The Motivated, Clever and Imaginative Animator
For the better part of the last two decades, the greatest successes in the film business have been family-oriented CG animated films. Top studios have carved out multi-billion dollar empires with CG animated films. However, the cost of entry into this lucrative market is steep the typical CG animated film costs over $100 million USD to produce. This has created a top-heavy market with practically no independent animation film marketplace. This leaves storytellers, animators, and artists with few paths for their careers outside of trying to get a job at one of the giant American studios. Independent storytellers and artists face a daunting uphill battle to carve out space in animated films. This reality has a damaging impact not only upon individual artists but also on non-American cultures.

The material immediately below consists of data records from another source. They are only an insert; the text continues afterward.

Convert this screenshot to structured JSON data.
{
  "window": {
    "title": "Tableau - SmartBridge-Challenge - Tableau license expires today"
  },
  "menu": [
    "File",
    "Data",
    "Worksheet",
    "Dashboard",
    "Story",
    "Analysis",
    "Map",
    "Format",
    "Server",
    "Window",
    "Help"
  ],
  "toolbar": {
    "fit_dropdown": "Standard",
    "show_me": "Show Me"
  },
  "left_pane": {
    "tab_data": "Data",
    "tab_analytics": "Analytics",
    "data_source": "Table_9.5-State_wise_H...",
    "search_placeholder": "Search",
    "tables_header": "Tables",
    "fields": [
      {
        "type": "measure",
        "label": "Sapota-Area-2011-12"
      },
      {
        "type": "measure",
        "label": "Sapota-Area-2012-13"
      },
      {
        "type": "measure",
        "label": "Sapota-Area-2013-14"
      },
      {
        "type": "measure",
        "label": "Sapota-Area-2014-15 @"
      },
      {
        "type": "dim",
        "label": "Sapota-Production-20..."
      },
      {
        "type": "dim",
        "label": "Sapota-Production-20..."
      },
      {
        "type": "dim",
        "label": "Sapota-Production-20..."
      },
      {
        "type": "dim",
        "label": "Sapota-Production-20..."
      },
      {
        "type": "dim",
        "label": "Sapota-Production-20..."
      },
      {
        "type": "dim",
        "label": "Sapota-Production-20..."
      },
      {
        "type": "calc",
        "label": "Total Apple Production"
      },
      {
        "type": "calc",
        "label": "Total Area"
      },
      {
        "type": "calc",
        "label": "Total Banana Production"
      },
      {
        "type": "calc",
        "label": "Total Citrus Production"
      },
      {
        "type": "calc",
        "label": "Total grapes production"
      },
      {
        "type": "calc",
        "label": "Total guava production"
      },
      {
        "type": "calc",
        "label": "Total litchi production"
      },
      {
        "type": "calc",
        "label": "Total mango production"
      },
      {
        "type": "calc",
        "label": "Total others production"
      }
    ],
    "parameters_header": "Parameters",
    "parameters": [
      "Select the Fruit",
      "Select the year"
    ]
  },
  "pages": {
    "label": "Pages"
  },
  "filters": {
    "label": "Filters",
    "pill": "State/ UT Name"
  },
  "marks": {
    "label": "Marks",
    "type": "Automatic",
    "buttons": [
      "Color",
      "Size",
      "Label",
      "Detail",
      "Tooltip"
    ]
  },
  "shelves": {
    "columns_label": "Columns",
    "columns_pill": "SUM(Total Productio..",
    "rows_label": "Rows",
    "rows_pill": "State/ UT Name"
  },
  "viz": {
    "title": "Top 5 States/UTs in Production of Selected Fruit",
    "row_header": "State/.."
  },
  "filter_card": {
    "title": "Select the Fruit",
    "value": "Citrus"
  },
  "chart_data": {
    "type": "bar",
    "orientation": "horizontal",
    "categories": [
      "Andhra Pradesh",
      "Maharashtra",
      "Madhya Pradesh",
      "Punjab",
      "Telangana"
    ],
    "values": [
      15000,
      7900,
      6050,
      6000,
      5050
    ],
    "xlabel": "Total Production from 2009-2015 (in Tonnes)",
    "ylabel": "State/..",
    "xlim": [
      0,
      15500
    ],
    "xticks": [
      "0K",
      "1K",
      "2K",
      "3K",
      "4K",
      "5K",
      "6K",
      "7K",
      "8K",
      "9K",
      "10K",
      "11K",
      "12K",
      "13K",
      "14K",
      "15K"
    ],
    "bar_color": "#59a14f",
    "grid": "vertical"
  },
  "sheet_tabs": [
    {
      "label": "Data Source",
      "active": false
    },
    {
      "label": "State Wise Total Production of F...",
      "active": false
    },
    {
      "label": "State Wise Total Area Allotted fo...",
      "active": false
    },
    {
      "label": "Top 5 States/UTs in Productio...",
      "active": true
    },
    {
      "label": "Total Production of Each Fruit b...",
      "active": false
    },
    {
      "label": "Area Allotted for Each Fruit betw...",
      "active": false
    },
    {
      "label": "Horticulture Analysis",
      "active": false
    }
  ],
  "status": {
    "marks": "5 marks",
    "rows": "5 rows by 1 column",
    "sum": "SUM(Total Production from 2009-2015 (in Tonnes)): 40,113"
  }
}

But things are changing. There are more distribution paths for independent films than there were in 1998. The internet allows for streaming Video on Demand (SVOD) to open a way for an independent film to find an audience. Customers don’t have to go to the cinema to watch a top-end film or episodic stories anymore. Netflix, Hulu, Amazon, HBO, and others have developed media content delivery systems that go directly to their customers’ homes and personal devices. It’s a growing business model as more media companies are starting their own SVOD platforms. All of these streaming services need content.
The opportunity exists for an independent animation producer to step in and serve a market need. The catch is that budgets for animation projects for SVOD platforms are still much less than feature film animation. The independent animator needs to find a way to deliver their film on a tighter budget. Thankfully audiences have proven flexible when it comes to the kinds of animated films and shows they will watch, which is an opportunity.
As long as the craft of the animated film is cohesive in every area of its image, motion, style, and execution audiences will readily accept different kinds of visual styles of storytelling. Animation can be different. It’s not limited to imitating the high detail, hyperrealism, grand spectacle of the American studio animated film.
A sustainable independent animation business needs to reduce the risk loss to its investors so that more than one film can be made. Smaller, independent animated films need to be produced for less than $5 million USD to have a chance at recouping their investor’s money. There are a number of valid (and more affordable) animation techniques. Painted background flats with just CG characters. Or CG characters composited onto lower cost stop motion miniature sets. 2.5D production techniques possible in tools like After Effects or even Maya or Blender are viable and significantly less expensive than the common technique of modeling, texturing, lighting, rendering every single object in the world of the story. All of these techniques are much more affordable and can be beautiful as well. What’s needed is a fresh idea for creating CG animation in a different way.
One important caveat: make sure that if you are going to produce an animated film that it is a film that must be animated. If you’re trying to tell a story that is better done using live-action techniques then it makes no sense (financially) to animate it. Live-action production can be done for much less than animation. So be sure your animated story requires animation to be told, else wise pick up a camera and hire actors instead.
Also, the story must be able to travel around the world. If you make a story that only works for a small country of fewer than 10 million people the chances for financial success are severely limited. The stories made must be able to travel and be understood around the world in many different cultures. The director of the independent animated film can’t get by telling a story so that it is only understood by a very small niche of potential customers. A foreign sale is still vital, and the independent producer needs to tell a story that can be enjoyed by people anywhere.
The world is a changing place. Evolving delivery platforms and audience fragmentation are opening doors for stories that show new cultural influences or diverse voices. The motivated, clever and imaginative animator has a legitimate chance of finding a different path to a successful career in animation. By embracing new and clever production styles, making stories that embrace themes that can travel the world, and working to keep production costs manageable can give the independent animation producer a chance to make it. These are interesting times.
About Keith Lango
Keith Lango has been an avid explorer of CG animation art and technology since the early ’90s. Keith is a world-renowned and award-winning animator with a specialty for achieving new visual production techniques and pipeline efficiencies, especially on projects with limited resources. He has applied these skills on all manner of media projects like films, TV shows, commercials, interactive, VR, and video game titles. He has worked on projects for studios like Valve, Big Idea Productions, Blur, ReelFX, DNA Productions, Magnetic Dreams, Fox/Blue Sky, Warner Brothers, Sony, Disney, EA, and Take 2 Interactive. Over the past decade, Keith has been expanding his interests in live-action film production. He has written, directed, edited, and color graded professional commercial projects and has produced and directed a number of festival award-winning narrative short films.